Maybe so, but when a man lives with being accused of harassment, being followed around and spied on by police who deny their little woman-ordered stakeout when confronted about it, when he has spent years constantly aware that his every breath is being seen as a malicious threat, such a project is not as easy to brace oneself for and carry through as it might seem.

I have been damaged by this. I try not to make it about me, because as I said above, he is the real victim here and always was.

But this experience, this life, has created fears and hesitations in me I never knew I was capable of having. I used to be bold and fearless and ready to tackle any challenge. No more. I have forgotten what it was to be that man.

It is effortless for me to envision driving all the way to one of the biggest cities in America (I also am near-terrified of big cities and avoid them passionately), looking him up, trying to act all friendly and “how have you been” with her relatives I haven’t seen for thirty years who I know have been fully-briefed on what a dangerous and unstable monster I am, and even if he had already agreed to go with me, changing his mind on the spot once I get there.

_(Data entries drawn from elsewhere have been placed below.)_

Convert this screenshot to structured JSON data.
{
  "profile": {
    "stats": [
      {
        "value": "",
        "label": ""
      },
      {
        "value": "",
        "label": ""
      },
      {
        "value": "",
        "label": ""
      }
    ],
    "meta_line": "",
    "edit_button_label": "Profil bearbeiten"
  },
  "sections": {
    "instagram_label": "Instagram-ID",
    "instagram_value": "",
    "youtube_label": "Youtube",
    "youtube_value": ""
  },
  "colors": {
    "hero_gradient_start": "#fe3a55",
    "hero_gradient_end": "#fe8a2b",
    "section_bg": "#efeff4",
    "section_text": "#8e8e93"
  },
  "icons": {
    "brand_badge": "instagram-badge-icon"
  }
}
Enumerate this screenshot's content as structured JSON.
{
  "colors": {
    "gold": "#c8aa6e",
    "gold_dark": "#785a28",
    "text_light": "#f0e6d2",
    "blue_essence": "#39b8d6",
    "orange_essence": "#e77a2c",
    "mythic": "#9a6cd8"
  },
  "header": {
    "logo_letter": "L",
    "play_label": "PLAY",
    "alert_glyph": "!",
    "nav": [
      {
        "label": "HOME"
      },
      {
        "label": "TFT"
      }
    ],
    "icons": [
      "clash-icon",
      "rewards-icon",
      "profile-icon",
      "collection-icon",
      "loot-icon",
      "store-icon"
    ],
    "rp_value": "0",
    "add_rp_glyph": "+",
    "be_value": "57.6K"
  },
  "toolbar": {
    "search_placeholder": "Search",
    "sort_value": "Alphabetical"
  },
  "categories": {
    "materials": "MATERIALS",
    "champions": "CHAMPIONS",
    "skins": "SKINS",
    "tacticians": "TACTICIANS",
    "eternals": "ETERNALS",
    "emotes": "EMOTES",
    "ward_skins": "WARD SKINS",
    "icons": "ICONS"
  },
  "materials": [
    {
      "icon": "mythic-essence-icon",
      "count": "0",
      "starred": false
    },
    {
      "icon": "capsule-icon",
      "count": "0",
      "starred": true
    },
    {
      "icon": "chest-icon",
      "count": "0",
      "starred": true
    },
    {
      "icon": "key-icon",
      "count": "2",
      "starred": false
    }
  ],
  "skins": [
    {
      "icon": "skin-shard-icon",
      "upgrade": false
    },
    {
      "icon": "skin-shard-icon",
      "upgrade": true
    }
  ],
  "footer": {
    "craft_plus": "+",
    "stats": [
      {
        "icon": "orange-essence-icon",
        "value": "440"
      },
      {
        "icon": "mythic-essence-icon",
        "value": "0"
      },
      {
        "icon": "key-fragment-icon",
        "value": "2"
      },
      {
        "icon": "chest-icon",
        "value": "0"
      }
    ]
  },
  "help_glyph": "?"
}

Or, arriving at this cousin’s home, only to find a police car parked out front with two vigilant public servants already prepped on what cues to respond to and haul my ass off to an urban lockup. Trespass, harassment, disturbing the peace, whatever. It wouldn’t matter. My crime would have already been, have always been, that I was the sperm donor who got fired but has yet to get the message that it was never intended for my son to be my family.

I could even imagine it being my own son, who called the police himself.

Sorry, but I have long since grown accustomed to, if still somewhat irritated by, people looking on at this situation and offering quick-and-easy solutions, always with the adverb “just” in them.

It ain’t that simple. The entire industry of dad-rejecting has seen to that, and I have found out already as described above, that this magic number “eighteen” is meaningless. A birthday cake with 18 candles doesn’t “just” erase a lifetime of brainwashing before it.

A single golf clap? Or a long standing ovation?

By clapping more or less, you can signal to us which stories really stand out.